Exercise prompt -
Out of the entries that follow, copy each line containing "周回享积分".

Records drawn from a dataset -
-=-=-

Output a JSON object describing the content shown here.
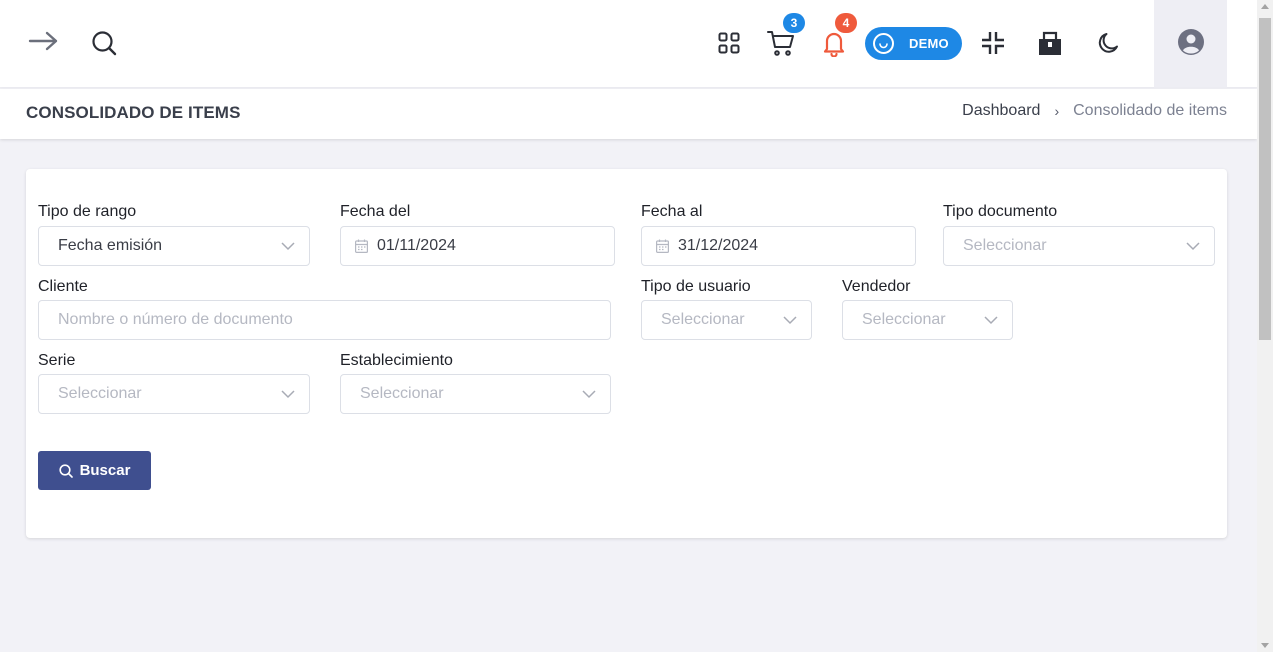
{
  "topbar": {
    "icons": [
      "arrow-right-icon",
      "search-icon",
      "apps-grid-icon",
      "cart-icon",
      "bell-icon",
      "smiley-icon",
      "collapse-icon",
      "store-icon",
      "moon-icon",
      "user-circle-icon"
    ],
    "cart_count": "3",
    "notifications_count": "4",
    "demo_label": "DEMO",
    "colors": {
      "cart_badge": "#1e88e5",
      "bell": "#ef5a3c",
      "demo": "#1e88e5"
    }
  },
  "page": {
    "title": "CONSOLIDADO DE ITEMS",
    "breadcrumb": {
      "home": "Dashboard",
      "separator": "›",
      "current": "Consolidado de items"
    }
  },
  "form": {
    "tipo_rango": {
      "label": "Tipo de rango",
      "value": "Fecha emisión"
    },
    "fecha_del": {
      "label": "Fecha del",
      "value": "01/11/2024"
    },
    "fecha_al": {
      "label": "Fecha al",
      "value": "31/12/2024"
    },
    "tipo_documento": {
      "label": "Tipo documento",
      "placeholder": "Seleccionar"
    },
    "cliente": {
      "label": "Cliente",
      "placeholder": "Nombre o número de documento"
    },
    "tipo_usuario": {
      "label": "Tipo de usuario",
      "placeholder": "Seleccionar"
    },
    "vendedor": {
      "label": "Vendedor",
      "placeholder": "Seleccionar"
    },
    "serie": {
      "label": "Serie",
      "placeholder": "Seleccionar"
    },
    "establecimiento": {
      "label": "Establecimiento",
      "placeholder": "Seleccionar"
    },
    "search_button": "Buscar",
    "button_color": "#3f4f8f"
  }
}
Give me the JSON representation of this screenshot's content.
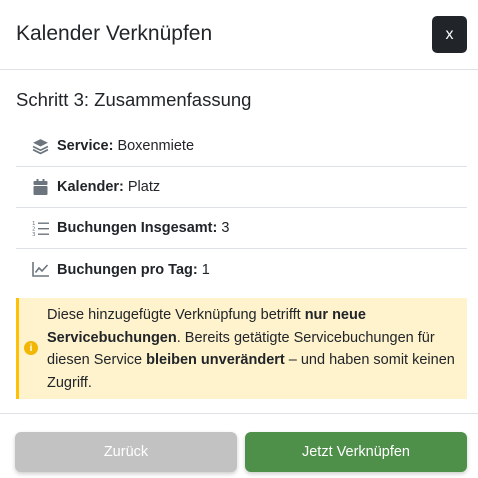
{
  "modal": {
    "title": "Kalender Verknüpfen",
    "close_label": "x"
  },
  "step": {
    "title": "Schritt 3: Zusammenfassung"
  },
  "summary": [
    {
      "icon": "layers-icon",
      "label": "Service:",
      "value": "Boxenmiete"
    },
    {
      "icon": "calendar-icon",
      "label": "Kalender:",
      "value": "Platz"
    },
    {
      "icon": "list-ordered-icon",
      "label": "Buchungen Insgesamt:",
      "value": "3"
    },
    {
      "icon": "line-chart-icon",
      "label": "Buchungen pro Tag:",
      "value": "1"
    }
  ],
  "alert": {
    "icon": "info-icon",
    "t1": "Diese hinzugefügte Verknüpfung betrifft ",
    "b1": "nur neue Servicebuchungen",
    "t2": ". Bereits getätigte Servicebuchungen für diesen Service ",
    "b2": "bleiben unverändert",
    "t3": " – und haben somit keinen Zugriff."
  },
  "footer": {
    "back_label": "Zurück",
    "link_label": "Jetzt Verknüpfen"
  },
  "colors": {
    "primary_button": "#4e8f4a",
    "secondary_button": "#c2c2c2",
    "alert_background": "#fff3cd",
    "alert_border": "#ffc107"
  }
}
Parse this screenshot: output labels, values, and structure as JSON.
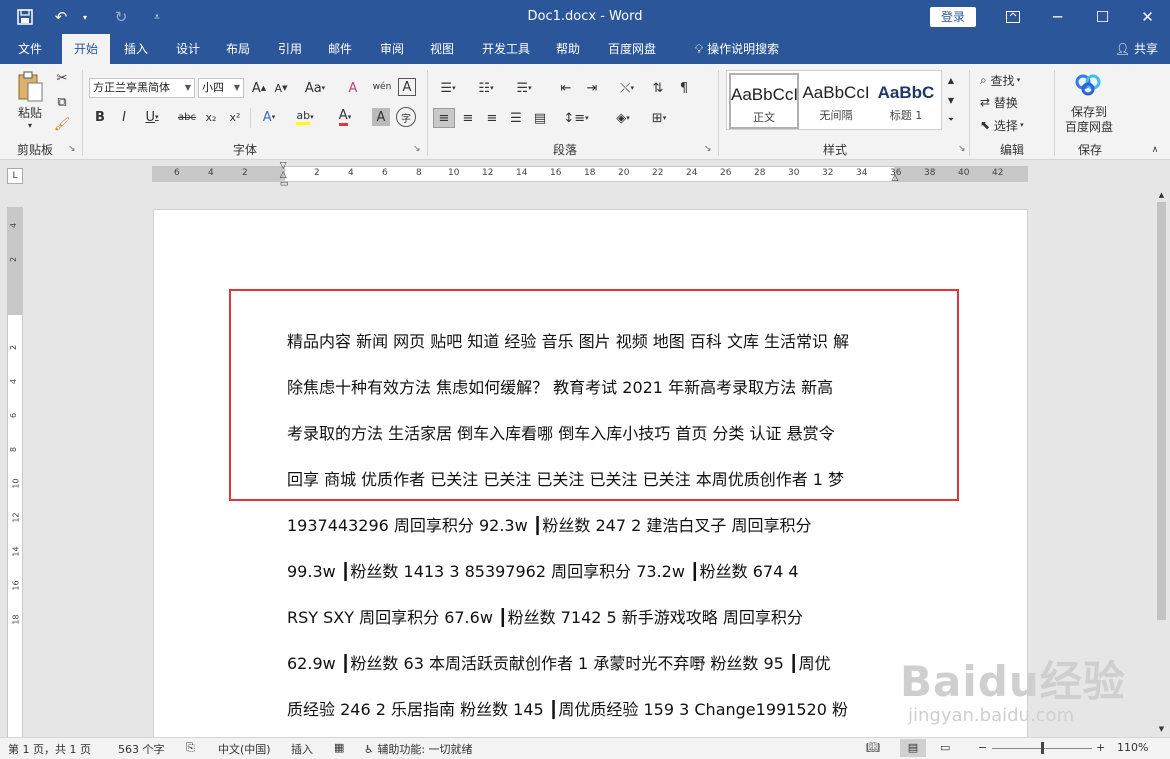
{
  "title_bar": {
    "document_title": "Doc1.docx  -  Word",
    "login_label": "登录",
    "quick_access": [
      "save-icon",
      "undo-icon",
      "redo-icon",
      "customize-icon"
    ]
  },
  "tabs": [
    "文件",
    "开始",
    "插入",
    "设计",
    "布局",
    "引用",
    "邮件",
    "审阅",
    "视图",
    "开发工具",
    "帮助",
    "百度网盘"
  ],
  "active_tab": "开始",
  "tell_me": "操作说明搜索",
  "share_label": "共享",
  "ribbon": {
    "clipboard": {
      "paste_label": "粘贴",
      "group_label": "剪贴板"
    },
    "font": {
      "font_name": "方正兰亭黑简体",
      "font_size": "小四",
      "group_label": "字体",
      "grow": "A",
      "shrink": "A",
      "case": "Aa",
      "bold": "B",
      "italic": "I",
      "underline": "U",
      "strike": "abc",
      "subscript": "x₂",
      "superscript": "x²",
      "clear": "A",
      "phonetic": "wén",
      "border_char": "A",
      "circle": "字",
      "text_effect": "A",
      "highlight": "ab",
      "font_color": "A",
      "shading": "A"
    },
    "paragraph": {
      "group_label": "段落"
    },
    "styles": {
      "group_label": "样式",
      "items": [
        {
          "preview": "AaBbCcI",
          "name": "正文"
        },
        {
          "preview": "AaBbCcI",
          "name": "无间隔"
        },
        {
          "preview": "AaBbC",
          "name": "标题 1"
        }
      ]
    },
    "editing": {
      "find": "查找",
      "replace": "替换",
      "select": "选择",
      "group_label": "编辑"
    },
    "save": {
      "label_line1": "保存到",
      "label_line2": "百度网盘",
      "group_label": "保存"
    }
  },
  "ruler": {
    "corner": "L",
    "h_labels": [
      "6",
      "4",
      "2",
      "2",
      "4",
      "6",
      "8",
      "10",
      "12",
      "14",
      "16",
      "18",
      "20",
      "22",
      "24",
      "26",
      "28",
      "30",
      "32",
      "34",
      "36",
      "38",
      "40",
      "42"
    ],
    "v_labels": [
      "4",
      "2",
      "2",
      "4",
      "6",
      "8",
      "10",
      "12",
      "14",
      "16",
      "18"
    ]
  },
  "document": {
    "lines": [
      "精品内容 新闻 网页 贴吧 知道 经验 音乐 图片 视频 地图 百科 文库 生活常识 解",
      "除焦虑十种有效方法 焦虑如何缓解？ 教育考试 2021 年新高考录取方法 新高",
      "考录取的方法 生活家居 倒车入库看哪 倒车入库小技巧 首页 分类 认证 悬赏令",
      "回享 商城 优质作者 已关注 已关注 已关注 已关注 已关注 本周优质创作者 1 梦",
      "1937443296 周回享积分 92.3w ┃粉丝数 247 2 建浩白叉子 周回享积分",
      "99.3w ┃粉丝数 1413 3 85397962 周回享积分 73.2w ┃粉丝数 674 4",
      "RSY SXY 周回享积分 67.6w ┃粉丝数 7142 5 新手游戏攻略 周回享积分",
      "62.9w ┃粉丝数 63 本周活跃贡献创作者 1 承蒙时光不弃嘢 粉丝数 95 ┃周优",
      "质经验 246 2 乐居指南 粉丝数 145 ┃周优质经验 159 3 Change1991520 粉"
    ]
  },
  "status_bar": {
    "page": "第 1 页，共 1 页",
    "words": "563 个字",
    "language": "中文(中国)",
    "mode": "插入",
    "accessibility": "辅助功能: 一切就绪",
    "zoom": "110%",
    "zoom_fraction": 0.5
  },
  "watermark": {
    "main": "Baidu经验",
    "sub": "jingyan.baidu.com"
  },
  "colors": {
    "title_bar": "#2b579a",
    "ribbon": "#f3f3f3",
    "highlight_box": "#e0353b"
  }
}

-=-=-

Answer space -
      "1937443296 周回享积分 92.3w ┃粉丝数 247 2 建浩白叉子 周回享积分",
      "99.3w ┃粉丝数 1413 3 85397962 周回享积分 73.2w ┃粉丝数 674 4",
      "RSY SXY 周回享积分 67.6w ┃粉丝数 7142 5 新手游戏攻略 周回享积分",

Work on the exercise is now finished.